Tate director Sir Nicholas Serota has said leaving the European Union would "diminish" the work of the Tate Modern.
The contemporary art gallery is re-opening to the public on Friday after a £260 million redesign.
Speaking in the Turbine Hall, Sir Nicholas told the Press Association: "I think that we all know that this is a museum that presents its face to the world, and it has enjoyed particular collaborations with European colleagues.
"We also know that we employ a large number of people here who come from other parts of Europe.
"Anything that makes that more difficult would, I think, diminish the quality of what we are able to show and do here."
Asked what he would do if there is a Brexit after the referendum on June 23, he said: "There's not really a contingency plan, we'll have to see what happens."
Lord Browne, chair of trustees, also emphasised the global nature of the Tate Modern.
He said: "At a time when some would seek to turn inwards, to dislodge this country from its rightful place in the global community, the new Tate Modern is a reminder of what can be achieved when we remain open to the world's ideas and cultures."
Ed Vaizey, minister of state for culture, communications and creative industries, said leaving the European Union would damage cultural collaboration.
He said: "I worry about leaving Europe. Clearly we have an engagement with our European neighbours, and we have a cultural engagement with them, and I'm sure to a certain extent that might continue.
"But it would send out, I think, a terrible message that we were turning our back on Europe, and I think art is about collaboration, the exchange of ideas, it's about internationalism.
"Here at the Tate we see an institution that's open to Europe and to the world, and we have millions of people coming here from Europe, for example, who think nothing nowadays of hopping across the Channel to see London's great attractions. And all of that would just become more difficult."
Mr Vaizey said the new Tate Modern's focus on geographical diversity and shifting the collection away from North-West Europe and North America was actually very British.
"I think it's fantastic, and I think weirdly because it's very global, it's very British," he said.

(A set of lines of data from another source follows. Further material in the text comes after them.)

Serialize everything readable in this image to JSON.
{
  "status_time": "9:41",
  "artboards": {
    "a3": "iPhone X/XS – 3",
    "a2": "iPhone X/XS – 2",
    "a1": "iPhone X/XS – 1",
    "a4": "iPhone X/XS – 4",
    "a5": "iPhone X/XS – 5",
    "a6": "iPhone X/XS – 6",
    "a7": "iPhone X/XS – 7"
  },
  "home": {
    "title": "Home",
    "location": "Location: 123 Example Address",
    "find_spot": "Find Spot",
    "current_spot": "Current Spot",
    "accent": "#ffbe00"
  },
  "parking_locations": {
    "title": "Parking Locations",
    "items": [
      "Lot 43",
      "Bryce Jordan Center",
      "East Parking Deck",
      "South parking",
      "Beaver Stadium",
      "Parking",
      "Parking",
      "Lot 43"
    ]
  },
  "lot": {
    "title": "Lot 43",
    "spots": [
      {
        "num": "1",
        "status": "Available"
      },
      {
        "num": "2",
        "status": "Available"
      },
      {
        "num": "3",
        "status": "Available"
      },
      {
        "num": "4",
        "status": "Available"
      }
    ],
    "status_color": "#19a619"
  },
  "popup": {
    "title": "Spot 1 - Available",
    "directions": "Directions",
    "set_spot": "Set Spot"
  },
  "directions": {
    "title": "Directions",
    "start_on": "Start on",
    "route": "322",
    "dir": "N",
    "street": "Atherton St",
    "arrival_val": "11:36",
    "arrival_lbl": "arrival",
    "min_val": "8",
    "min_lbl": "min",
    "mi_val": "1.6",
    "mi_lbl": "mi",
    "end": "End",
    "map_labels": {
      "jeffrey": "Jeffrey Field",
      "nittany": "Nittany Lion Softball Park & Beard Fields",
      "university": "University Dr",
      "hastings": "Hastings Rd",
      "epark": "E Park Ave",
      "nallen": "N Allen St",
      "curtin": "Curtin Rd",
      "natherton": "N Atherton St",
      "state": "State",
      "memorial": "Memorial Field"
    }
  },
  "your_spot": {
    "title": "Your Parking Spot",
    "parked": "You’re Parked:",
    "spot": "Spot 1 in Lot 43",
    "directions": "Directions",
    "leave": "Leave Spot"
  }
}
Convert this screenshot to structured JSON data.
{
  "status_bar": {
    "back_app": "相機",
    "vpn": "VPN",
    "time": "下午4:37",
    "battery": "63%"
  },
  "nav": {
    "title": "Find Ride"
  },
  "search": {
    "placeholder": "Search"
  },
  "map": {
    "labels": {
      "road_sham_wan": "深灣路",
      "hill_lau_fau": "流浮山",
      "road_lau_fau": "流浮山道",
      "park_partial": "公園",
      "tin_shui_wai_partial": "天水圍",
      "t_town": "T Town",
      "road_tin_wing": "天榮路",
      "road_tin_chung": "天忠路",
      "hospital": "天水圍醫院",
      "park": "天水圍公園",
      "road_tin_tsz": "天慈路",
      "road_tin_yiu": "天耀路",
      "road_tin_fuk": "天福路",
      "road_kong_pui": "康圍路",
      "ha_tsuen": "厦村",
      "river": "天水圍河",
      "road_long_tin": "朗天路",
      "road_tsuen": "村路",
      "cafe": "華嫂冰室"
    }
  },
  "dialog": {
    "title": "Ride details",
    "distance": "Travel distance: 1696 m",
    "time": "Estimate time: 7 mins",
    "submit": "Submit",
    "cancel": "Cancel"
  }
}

"I think the British are very good at understanding that we can be a platform for culture from all over the world. London is a global city, every country in the world is represented here."